START Records for this task

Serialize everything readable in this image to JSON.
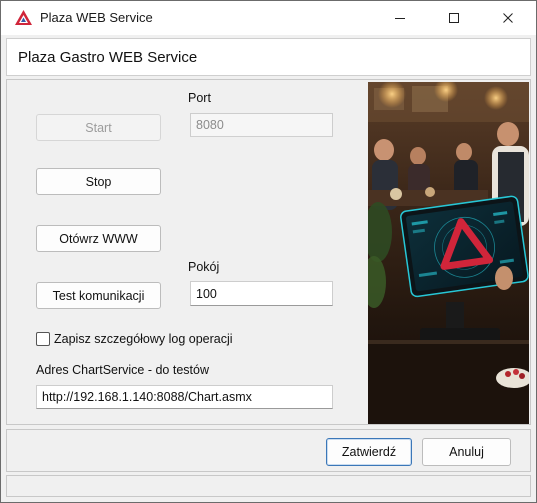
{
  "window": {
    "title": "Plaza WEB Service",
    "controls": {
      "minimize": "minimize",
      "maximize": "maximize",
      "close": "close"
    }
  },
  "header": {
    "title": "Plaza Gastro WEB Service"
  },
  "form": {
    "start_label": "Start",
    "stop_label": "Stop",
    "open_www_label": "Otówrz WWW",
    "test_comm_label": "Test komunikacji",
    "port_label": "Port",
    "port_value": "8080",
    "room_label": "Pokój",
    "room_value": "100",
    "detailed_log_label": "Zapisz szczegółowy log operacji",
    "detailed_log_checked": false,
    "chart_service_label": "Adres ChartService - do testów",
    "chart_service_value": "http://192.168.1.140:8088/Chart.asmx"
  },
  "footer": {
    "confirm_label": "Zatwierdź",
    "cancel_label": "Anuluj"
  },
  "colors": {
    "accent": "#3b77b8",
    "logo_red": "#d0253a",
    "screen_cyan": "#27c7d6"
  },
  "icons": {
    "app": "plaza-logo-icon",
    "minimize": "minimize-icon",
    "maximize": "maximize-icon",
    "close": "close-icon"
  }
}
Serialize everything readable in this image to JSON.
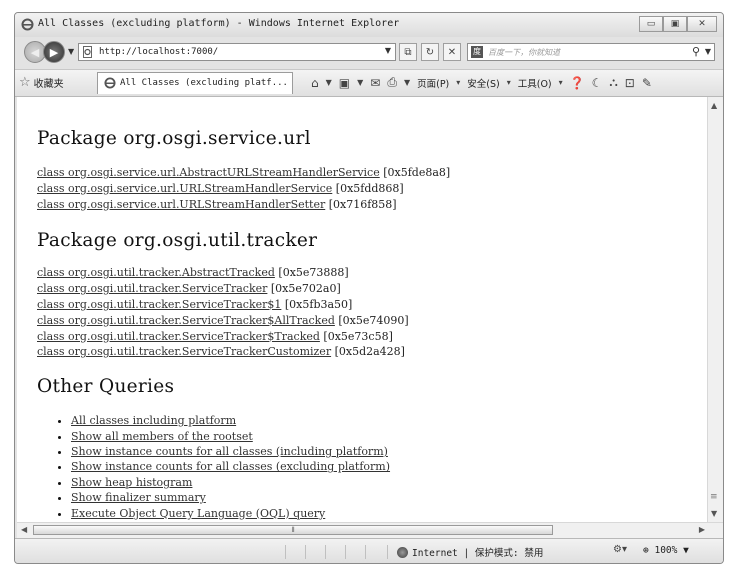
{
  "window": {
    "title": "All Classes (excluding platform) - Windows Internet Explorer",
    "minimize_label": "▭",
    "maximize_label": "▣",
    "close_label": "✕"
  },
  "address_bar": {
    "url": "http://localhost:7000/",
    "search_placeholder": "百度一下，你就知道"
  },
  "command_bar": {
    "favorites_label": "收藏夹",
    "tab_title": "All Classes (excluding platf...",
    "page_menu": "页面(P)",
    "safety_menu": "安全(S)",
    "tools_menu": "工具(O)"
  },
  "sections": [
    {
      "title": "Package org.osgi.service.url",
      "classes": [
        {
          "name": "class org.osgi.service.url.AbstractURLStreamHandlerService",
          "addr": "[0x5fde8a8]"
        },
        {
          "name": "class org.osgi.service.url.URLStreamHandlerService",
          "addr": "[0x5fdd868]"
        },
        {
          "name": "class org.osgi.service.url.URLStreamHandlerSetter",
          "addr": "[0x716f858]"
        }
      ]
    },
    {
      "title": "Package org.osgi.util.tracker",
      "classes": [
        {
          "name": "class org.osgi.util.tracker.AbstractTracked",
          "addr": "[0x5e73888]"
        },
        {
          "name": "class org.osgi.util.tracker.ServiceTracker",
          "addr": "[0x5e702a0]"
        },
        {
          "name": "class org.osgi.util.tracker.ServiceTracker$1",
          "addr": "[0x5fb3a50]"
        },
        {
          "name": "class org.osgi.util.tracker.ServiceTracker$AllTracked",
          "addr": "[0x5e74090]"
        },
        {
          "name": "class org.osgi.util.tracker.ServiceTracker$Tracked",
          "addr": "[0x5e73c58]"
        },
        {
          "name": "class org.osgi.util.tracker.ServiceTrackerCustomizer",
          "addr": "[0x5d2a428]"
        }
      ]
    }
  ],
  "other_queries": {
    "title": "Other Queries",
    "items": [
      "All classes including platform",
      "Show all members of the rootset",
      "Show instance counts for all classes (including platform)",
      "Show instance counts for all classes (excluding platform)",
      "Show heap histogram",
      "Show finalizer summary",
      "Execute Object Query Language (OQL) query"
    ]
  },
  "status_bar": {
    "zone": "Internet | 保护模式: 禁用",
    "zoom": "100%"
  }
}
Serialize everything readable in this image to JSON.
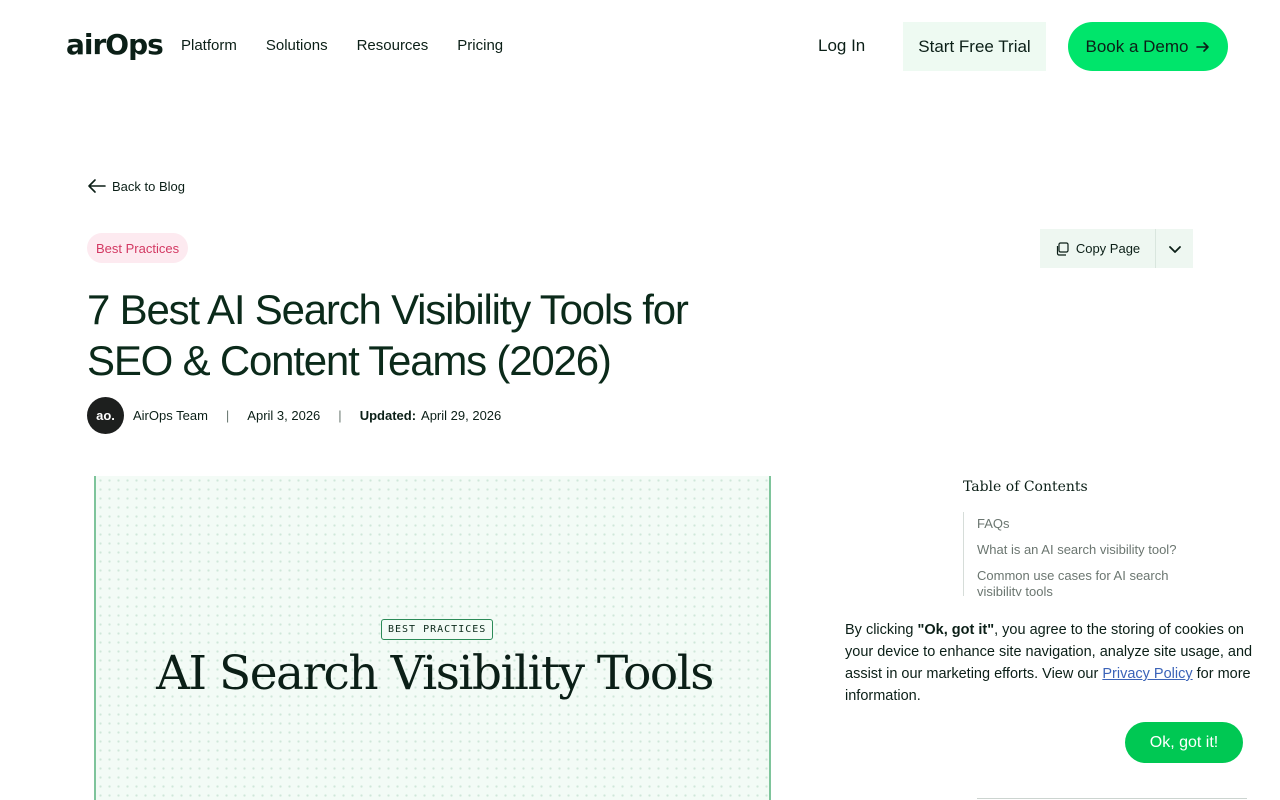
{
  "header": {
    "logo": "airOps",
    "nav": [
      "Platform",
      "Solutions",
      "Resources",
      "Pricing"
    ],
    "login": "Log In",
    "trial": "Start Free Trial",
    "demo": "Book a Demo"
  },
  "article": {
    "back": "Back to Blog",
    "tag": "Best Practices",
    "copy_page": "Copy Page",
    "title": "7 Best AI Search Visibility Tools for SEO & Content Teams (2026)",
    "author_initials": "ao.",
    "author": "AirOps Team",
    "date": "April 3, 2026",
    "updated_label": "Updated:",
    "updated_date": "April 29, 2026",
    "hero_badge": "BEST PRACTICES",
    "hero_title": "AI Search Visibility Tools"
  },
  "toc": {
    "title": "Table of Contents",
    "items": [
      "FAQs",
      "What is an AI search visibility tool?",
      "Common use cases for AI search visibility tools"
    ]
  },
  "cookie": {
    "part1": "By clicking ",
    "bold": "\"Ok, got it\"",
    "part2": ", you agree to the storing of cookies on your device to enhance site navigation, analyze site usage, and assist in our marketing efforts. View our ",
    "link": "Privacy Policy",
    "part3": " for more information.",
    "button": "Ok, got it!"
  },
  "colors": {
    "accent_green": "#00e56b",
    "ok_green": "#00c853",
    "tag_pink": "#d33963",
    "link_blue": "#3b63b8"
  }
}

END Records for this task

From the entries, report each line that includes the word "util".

● Exercise result:
      "title": "Package org.osgi.util.tracker",
          "name": "class org.osgi.util.tracker.AbstractTracked",
          "name": "class org.osgi.util.tracker.ServiceTracker",
          "name": "class org.osgi.util.tracker.ServiceTracker$1",
          "name": "class org.osgi.util.tracker.ServiceTracker$AllTracked",
          "name": "class org.osgi.util.tracker.ServiceTracker$Tracked",
          "name": "class org.osgi.util.tracker.ServiceTrackerCustomizer",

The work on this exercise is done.